::: PROVIDED ENTRIES

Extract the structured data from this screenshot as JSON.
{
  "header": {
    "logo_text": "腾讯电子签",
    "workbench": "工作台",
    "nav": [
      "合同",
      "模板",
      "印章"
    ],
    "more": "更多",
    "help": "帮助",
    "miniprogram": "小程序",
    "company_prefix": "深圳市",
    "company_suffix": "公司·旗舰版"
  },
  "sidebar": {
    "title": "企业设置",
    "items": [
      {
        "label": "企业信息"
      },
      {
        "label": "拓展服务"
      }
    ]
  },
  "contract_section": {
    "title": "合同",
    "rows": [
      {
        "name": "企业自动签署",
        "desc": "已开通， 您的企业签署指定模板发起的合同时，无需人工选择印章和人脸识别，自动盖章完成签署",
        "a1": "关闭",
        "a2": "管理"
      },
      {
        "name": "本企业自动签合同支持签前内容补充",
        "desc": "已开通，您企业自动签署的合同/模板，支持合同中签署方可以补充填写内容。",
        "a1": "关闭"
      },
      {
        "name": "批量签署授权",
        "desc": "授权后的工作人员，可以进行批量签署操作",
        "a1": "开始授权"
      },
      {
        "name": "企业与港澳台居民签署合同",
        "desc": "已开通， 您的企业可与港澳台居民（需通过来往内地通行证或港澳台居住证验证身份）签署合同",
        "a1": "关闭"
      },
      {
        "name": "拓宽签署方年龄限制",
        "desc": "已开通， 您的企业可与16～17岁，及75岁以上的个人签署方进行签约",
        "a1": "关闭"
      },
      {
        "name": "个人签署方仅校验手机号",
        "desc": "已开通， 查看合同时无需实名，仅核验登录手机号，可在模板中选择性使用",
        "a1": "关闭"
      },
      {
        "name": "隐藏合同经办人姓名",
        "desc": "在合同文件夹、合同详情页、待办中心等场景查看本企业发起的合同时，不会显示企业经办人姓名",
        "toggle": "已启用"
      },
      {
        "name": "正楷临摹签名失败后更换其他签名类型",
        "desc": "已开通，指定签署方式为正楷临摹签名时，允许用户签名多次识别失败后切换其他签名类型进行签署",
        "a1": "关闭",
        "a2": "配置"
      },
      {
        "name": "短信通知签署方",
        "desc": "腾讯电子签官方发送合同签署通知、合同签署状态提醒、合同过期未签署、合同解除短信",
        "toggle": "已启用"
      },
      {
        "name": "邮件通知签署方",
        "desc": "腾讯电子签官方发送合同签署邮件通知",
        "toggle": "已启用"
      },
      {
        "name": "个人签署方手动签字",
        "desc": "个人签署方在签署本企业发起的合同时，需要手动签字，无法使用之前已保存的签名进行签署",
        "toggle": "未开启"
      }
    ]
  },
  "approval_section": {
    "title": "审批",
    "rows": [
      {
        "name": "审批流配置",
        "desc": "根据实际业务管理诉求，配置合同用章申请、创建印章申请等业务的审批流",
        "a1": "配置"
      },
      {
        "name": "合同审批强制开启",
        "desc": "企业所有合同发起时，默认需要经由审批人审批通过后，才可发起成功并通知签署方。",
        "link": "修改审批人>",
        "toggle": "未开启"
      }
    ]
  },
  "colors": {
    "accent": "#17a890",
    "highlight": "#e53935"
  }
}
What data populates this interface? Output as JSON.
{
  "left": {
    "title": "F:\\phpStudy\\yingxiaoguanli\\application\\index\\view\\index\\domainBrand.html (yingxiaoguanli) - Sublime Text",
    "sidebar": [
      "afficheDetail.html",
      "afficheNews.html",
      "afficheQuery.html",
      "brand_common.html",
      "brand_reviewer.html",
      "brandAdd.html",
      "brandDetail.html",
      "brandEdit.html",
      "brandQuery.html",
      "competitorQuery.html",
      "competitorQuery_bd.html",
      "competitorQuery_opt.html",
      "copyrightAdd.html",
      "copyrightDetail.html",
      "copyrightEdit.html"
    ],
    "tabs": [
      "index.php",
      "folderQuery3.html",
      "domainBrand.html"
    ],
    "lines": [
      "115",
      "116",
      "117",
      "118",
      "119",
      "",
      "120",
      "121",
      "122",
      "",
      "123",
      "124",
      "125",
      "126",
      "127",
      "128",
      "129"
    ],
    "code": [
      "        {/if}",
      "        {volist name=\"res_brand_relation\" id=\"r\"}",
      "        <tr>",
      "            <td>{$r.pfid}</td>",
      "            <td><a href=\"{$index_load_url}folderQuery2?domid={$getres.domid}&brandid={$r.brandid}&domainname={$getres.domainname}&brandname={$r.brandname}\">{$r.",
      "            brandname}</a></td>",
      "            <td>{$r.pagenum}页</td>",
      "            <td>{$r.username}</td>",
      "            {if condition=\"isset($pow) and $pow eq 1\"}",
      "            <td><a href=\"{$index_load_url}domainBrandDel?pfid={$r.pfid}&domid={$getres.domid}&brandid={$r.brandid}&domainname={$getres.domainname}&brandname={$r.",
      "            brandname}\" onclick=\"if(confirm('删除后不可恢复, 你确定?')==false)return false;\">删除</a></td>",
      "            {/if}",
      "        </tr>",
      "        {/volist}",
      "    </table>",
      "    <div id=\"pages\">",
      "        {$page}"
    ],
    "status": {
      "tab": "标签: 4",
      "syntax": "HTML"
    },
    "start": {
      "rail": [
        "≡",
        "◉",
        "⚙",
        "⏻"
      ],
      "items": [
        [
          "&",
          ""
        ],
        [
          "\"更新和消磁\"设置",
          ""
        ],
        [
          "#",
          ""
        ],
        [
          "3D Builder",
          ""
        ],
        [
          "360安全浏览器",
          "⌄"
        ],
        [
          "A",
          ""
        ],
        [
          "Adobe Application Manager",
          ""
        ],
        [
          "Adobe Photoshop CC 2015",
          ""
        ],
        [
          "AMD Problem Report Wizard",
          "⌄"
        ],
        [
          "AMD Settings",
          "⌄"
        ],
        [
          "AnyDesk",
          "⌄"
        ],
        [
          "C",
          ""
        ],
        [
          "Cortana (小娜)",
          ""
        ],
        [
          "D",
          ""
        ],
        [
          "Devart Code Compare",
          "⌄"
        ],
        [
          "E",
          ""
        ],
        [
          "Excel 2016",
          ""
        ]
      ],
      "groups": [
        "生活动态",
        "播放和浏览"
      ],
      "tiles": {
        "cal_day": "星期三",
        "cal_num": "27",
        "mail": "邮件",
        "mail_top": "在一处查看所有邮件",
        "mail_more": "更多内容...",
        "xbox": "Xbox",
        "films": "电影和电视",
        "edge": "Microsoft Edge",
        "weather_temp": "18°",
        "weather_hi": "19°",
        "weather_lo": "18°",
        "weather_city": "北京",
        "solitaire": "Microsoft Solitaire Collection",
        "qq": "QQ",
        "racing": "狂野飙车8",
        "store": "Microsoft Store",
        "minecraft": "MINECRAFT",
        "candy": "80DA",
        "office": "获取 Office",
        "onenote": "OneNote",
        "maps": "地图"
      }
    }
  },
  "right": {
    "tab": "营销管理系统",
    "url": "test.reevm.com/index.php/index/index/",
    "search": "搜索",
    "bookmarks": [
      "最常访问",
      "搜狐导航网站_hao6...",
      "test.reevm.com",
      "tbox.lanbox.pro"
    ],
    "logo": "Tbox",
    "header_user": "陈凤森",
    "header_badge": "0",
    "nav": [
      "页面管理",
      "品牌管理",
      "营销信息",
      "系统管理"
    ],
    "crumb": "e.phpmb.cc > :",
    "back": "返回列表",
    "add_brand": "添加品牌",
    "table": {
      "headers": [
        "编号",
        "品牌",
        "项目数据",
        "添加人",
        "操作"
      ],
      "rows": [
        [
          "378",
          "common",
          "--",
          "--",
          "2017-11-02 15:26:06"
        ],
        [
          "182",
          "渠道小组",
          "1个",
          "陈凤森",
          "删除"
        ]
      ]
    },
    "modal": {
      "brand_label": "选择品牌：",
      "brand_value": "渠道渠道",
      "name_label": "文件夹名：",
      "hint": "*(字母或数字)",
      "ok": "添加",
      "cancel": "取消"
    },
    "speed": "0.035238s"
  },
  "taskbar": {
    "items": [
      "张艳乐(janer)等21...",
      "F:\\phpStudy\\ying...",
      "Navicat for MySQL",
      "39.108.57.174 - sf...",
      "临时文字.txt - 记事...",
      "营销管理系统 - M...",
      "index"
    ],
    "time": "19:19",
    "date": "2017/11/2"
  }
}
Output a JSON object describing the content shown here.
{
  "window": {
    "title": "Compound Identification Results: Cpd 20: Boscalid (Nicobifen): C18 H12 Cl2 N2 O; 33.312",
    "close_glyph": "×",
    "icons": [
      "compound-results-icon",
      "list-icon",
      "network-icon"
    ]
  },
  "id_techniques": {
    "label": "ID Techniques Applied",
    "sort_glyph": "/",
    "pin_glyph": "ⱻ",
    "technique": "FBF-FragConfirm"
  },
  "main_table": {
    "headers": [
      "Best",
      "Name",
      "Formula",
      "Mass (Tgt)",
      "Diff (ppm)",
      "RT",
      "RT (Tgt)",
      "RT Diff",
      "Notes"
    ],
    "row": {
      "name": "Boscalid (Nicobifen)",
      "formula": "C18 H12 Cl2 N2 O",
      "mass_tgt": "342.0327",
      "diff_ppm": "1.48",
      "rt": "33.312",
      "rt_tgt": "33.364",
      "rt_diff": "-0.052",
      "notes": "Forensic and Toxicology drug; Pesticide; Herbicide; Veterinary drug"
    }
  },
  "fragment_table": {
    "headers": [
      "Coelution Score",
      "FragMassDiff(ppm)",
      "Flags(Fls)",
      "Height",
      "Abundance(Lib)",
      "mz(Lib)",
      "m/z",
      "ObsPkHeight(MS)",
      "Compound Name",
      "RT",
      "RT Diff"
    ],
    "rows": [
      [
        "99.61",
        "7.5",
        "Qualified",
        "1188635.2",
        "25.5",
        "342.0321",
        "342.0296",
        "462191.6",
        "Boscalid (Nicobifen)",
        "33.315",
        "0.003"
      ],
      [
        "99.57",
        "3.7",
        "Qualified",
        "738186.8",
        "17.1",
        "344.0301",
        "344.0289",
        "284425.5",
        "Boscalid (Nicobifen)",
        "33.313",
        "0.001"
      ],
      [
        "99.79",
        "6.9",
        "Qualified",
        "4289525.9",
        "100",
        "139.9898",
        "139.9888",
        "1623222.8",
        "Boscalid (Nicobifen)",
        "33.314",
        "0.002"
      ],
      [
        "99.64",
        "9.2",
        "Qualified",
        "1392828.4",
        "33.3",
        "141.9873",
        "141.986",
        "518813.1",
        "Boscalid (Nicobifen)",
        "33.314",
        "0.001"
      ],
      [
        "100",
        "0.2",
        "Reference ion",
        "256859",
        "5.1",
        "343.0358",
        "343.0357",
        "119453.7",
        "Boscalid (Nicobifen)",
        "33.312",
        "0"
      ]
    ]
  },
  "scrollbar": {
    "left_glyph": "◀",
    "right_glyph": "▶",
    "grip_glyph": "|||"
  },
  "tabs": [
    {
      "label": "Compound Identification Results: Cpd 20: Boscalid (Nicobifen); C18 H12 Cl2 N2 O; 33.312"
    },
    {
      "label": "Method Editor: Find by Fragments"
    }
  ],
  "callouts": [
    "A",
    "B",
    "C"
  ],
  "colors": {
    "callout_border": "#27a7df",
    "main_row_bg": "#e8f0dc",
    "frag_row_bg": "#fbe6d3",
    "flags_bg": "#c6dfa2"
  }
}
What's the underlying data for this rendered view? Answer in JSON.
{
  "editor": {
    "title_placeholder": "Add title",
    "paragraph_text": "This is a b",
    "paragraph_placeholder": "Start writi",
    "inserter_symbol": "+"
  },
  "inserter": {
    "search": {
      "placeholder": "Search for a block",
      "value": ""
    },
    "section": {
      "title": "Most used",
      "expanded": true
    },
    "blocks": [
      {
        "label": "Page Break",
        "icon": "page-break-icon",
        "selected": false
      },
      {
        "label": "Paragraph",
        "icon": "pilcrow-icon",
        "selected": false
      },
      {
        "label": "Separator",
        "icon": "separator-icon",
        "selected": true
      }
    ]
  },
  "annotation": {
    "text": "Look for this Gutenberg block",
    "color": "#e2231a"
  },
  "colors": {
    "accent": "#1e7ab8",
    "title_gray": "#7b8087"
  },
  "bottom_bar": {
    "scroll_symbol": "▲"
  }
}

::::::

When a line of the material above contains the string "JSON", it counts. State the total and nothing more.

4